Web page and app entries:
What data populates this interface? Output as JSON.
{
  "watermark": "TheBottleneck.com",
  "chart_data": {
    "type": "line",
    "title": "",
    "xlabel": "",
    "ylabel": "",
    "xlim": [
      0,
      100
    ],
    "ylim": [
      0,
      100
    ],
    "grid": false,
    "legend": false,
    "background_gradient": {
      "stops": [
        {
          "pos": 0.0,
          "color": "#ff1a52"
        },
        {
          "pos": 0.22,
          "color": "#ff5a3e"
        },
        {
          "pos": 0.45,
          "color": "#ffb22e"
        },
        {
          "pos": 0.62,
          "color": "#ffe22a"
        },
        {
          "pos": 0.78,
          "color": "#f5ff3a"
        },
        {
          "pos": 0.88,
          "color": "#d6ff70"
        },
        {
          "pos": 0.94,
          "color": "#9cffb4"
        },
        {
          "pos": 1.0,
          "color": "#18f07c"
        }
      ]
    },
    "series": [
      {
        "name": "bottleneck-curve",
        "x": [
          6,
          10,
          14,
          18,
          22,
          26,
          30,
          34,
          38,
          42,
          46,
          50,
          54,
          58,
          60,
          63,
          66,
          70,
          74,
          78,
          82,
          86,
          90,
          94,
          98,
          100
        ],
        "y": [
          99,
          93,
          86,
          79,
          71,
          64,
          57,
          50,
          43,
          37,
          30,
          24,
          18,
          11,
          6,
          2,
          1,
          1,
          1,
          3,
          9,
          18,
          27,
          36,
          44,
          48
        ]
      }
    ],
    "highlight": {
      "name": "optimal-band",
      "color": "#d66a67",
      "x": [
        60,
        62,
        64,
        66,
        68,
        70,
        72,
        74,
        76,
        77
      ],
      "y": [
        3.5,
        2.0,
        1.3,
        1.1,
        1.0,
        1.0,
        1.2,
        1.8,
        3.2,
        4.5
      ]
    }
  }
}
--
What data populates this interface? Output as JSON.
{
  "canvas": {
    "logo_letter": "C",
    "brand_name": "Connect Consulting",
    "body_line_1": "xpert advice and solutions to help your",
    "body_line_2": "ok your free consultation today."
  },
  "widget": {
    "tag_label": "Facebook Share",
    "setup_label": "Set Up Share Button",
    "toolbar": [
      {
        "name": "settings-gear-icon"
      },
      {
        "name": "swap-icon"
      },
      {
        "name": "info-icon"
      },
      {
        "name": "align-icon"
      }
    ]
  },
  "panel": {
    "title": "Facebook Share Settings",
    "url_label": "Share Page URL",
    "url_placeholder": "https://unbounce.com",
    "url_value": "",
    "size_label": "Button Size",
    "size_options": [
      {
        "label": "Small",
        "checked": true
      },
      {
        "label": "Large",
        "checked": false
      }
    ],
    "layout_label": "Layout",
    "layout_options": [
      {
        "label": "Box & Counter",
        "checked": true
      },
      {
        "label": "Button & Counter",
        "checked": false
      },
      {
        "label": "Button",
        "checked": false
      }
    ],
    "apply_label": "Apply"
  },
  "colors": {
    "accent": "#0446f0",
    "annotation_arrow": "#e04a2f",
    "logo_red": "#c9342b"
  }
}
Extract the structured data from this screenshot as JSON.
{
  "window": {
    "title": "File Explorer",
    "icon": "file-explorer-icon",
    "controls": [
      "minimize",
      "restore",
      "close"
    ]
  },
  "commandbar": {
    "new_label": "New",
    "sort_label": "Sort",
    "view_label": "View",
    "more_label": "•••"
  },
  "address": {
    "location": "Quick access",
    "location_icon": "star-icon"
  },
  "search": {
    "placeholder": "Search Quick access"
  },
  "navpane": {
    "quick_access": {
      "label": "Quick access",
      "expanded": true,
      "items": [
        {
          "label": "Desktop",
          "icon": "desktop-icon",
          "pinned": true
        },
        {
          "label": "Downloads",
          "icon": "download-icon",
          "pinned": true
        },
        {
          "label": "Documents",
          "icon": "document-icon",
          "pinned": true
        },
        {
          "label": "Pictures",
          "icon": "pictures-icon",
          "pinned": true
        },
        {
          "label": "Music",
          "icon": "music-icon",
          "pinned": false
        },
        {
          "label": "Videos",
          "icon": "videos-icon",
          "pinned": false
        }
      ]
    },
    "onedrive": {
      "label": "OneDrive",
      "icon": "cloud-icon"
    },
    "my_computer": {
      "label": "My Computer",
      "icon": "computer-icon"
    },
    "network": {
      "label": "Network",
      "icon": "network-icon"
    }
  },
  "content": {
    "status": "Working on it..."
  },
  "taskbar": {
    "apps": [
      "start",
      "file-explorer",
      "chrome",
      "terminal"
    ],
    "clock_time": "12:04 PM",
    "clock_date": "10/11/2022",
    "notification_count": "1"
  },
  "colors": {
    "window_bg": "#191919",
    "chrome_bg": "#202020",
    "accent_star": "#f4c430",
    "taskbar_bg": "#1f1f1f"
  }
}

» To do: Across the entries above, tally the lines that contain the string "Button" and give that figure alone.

» Task result: 4